It’s now late October, the clocks have gone back an hour to GMT. In Scotland the nights are fair drawin’ in—it is getting dark earlier. All the more important then to make sure I look after my sleep hygiene.
For the last 14 years I have been working mostly sitting in front of a PC. I’m also a bit of a geek so I find myself sitting in front of a PC even when I’m not being paid to do so.
For years I found it hard to get to sleep at night. It turns out that staring at computer monitor for hours is not great for your sleep. The blue light emitted by a screen affects our attention, reaction times and mood (Source) and, crucially, our sleep.
In 2009, I discovered an application called F.lux that detects where you are in the world and automatically adjusts the screen colour temperature to gradually remove the blue as the sun is setting.
Over the last couple of months I’ve been considering buying a TV to also use as a PC monitor. I’ve been surprised to find relatively very little information online about it so here’s what I’ve discovered and my experiences so far.
One of my favourite board games is the excellent Carcassonne from Z-Man. It’s a simple but fun tile-based game where you build and claim cities and roads, farms and monasteries and gardens to acquire points.
Over the last few months, I’ve been enjoying playing the latest official version of Carcassonne for Android but it wasn’t until last week that I realised the game was also available for Windows via Steam.
I wonder if any of the Tour de France cycling teams will be playing Carcassonne on the rest day in the city that inspired it this year?
For the last few years in Baldur’s Gate (in the few moments that I’ve had a chance to play it) I have activated the cheats (or debug mode). This gives me access to the entire game inventory to equip my character accordingly and a better chance to survive the adventure—I have never yet completed Baldur’s Gate, despite owning it since about 1999 (I still own my original copy on five CD-ROMs).
Having just reinstalled my PC, I was disappointed to discover that the old way of activating cheat mode (by editing baldur.ini) had changed. This is how I managed it today (on Windows 10 Pro 64-bit, with OneDrive installed).
Activate cheat / debug mode
Locate the folder at Documents > Baldur's Gate - Enhanced Edition.

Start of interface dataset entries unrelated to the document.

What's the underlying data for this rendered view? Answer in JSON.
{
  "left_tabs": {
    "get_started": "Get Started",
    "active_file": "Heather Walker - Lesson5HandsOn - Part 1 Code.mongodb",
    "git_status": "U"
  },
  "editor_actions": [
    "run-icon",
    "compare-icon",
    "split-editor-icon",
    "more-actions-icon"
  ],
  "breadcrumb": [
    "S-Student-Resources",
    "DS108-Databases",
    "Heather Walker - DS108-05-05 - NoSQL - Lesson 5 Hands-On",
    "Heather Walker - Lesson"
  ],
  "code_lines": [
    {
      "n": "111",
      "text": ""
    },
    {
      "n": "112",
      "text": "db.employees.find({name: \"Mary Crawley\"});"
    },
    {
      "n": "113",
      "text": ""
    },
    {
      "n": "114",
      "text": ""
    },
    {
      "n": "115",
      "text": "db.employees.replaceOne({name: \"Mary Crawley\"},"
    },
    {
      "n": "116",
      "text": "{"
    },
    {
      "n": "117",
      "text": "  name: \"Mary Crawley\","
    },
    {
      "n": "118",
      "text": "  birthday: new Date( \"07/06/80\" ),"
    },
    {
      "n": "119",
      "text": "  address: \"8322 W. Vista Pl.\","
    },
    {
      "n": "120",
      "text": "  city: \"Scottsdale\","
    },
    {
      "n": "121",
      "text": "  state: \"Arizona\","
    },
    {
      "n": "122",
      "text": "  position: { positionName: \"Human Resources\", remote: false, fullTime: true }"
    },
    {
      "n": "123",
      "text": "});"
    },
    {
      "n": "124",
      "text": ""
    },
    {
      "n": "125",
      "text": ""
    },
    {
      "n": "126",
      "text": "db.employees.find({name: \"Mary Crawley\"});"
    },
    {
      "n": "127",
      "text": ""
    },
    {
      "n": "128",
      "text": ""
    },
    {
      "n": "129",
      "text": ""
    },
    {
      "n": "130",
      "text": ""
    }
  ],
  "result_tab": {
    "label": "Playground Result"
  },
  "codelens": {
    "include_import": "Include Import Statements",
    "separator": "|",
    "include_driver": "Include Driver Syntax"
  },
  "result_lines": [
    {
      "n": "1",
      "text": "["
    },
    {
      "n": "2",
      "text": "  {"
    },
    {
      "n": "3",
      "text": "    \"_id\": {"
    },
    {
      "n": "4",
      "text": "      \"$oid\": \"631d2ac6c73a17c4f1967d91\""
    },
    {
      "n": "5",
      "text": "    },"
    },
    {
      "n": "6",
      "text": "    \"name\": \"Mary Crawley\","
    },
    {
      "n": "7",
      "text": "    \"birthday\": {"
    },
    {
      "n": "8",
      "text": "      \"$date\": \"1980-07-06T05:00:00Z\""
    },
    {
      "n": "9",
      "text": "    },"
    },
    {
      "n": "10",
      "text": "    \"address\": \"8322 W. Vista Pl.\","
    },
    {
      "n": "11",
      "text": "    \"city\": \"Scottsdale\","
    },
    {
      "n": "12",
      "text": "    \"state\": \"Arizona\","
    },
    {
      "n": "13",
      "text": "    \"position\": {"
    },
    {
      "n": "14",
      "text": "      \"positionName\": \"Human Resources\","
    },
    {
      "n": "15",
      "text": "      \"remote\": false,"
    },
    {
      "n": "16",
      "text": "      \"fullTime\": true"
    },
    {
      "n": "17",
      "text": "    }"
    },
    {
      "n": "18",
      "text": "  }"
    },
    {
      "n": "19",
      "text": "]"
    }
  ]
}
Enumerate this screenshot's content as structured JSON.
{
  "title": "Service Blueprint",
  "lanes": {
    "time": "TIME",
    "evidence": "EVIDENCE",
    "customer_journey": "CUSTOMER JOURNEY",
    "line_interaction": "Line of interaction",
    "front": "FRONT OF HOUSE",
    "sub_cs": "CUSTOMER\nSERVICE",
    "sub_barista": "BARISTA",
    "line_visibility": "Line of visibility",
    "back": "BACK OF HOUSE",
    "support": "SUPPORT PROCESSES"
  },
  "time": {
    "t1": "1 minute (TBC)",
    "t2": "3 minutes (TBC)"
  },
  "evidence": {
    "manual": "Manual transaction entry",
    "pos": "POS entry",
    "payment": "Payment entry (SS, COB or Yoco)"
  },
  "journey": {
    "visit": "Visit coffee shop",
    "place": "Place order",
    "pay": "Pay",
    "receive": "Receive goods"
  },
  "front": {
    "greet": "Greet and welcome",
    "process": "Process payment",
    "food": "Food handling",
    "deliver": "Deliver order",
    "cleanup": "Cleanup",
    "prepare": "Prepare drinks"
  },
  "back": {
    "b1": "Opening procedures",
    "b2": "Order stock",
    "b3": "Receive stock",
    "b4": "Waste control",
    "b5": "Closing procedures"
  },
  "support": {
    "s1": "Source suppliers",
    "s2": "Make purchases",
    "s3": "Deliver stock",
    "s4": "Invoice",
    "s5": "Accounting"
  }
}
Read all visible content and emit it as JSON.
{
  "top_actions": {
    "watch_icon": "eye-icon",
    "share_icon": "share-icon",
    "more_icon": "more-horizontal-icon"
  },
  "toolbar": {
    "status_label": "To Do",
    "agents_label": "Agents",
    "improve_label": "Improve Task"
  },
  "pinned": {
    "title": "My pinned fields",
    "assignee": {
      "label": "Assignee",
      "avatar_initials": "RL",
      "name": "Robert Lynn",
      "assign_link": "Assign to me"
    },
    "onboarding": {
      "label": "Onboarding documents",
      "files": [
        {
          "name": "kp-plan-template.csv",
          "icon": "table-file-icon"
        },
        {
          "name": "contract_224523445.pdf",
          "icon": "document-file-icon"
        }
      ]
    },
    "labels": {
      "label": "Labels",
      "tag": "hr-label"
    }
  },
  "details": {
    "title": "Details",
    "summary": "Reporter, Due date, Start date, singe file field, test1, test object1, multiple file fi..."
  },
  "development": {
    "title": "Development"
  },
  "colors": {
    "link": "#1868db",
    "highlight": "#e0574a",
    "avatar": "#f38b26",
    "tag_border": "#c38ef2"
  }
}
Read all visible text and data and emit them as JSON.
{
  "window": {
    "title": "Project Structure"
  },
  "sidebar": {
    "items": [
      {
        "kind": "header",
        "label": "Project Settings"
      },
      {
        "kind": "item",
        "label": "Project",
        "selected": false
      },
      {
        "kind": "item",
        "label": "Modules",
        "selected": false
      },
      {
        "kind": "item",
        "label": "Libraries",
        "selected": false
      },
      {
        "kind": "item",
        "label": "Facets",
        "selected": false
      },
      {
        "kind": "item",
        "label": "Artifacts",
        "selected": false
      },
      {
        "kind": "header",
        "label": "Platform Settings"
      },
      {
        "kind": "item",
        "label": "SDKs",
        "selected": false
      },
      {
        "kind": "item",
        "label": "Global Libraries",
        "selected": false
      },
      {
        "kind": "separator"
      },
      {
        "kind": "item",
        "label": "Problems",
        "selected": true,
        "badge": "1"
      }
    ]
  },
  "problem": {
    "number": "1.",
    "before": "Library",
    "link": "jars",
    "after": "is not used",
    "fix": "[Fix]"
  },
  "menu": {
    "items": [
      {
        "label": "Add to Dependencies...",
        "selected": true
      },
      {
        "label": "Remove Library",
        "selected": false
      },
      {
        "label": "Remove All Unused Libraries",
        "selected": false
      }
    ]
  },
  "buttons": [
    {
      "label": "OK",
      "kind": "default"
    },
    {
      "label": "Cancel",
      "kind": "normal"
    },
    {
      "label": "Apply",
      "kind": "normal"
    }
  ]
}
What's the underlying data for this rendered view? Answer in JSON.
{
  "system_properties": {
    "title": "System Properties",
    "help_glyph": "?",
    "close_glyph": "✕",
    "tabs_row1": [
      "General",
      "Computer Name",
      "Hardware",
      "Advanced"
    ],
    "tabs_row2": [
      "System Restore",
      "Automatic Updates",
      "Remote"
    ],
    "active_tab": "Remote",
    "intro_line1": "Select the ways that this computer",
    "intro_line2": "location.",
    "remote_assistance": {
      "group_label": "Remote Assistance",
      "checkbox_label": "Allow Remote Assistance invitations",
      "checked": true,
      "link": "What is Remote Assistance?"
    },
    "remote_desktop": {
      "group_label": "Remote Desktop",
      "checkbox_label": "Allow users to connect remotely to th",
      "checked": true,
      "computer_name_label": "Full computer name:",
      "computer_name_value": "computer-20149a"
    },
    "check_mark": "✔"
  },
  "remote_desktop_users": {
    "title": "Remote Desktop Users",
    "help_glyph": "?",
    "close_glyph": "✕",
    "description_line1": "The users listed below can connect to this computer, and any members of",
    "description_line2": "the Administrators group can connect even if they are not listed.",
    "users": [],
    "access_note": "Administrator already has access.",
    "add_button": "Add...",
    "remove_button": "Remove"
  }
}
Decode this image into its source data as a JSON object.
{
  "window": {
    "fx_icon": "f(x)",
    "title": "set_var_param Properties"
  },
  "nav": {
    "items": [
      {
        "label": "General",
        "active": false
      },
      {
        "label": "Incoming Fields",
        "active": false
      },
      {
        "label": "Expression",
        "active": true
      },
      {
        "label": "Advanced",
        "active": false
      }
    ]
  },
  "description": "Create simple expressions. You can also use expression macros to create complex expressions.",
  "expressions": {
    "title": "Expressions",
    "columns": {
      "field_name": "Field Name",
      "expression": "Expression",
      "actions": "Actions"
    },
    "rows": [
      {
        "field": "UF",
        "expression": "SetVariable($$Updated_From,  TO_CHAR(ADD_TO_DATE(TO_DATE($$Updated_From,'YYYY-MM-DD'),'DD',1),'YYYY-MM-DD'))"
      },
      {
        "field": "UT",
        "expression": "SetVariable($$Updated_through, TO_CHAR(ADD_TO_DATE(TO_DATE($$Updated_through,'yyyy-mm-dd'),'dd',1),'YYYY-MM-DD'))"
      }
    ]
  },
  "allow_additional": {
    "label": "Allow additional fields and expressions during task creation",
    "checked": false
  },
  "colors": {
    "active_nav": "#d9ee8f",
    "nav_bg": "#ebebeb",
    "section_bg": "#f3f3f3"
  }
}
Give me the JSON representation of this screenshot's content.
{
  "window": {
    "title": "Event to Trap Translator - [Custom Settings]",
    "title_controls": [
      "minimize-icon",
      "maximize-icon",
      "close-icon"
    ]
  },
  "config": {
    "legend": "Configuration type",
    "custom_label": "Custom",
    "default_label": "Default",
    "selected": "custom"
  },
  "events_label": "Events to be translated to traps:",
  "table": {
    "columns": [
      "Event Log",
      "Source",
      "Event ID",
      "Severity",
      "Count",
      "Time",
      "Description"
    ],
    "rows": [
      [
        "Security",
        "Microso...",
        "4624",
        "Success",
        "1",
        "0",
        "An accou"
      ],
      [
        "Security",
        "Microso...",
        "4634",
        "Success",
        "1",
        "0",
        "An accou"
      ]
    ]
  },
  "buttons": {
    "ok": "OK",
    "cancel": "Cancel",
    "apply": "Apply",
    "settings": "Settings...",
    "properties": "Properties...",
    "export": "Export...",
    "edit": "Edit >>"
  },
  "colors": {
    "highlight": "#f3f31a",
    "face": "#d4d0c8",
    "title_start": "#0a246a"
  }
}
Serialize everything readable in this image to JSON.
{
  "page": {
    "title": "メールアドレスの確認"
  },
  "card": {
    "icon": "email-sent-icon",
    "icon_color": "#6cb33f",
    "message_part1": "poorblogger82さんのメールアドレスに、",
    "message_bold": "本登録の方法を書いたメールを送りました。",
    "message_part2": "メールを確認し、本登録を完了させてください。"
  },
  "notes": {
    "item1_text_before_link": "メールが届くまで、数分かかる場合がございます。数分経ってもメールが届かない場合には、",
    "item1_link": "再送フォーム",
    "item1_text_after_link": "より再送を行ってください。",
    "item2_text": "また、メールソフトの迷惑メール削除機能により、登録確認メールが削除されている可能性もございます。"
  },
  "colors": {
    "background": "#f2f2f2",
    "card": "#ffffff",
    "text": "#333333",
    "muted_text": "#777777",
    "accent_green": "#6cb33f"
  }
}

On my desktop PC this was in the default Windows 10 Documents folder within OneDrive; on my laptop it is in C:\users\<username>\Documents. It will depend on how your computer was set up.
In a text editor open the file Baldur.lua.
Add the lineSetPrivateProfileString('Program Options','Debug Mode','1').
Save and close the file.
Now when you run the game, you can enter the game console by pressing Ctrl + Spacebar. It looks like this, at the bottom of the screen:
This allows you to enter codes that generate items, amongst other things. For instance this code allows generates a set of Ankheg Plate Mail armour for your current character:
The older versions of Baldur’s Gate used the code CLUAConsole: but this has now been shortened to a single, uppercase C: followed by a colon.
Thanks to a tip from Craig in the comments. If you want to create multiple instances of the same item, add a comma and a number, e.g.
will create 200 arrows.
Voivod the fighter
Here’s how my intrepid fighter character started his adventure in Candlekeep:
Download the cheat codes
Feel free to download my full list of cheat codes, arranged by type (clothing, jewellery, weapons, magic, and miscellaneous).
2020-07-08 Updated article to remove introduction and get straight to the how-to section. Added tip from Craig in the comments about adding multiple items at once.
2020-03-17 Updated cheat codes document to include instructions on how to activate cheats.
2017-04-17 Updated the location of Baldur.lua as it was in two different locations on two PCs running Windows 10. It depends, I guess, on whether Windows 10 is told to use OneDrive as the default save location.